Beeswarm chart for categorical data

 Biomedical journal articles are full of categorical data, showing data for control and case groups using barplots with whiskers. While these are popular, that type of chart can hide the underlying data patterns and are discouraged by statisticians. There are other alternatives such as boxplots, violin charts and strip charts, but I've become a big fan of beeswarm charts lately. The reason is that beeswarms show the distribution just like violin plots but have the benefit of showing the individual points, which is helpful if sample size varies between categories.

The way I like to emply beeswarm charts is to first create a boxplot and then overlay the beeswarm. With that approach, the mean and interquartile ranges are shown, along with the actual datapoints. Here's the result.

Some notes on how to make this chart: First step is to collect the data into a list of vectors, see the example code below for the iris dataset. Then make the boxplot. And finally the beeswarm plot with add=TRUE to overlay the points. Notice that the beeswarm plot uses pch=19 to create filled circles. 

library("beeswarm") # use install.packages("beeswarm") if the package is not yet instaled

set <- subset(iris,Species=="setosa")

ver <- subset(iris,Species=="versicolor")

vir <- subset(iris,Species=="virginica")

l <- list("setosa"=set$Petal.Length,



boxplot(l,col="white",main="petal length", ylab="cm" )


See also: Beeswarm charts in ggplot2

Popular posts from this blog

Installing R-4.0 on Ubuntu 18.04 painlessly

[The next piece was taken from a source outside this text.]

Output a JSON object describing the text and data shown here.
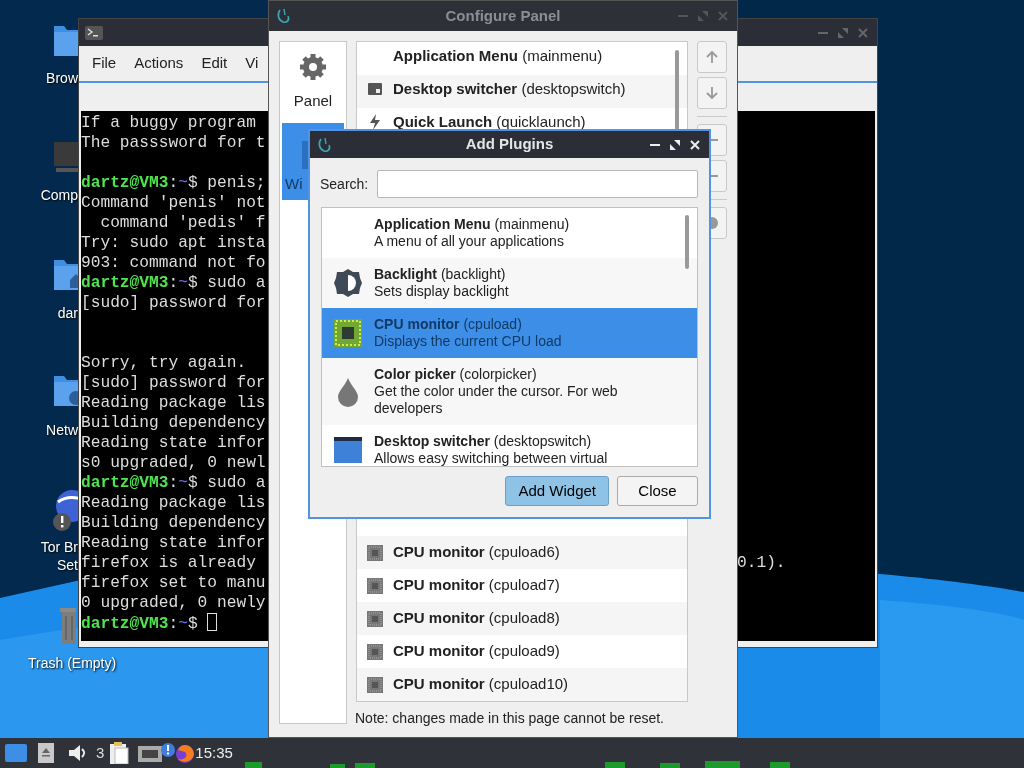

Data analysis step 8: Pathway analysis with GSEA

EdgeR or DESeq2? Comparing the performance of differential expression tools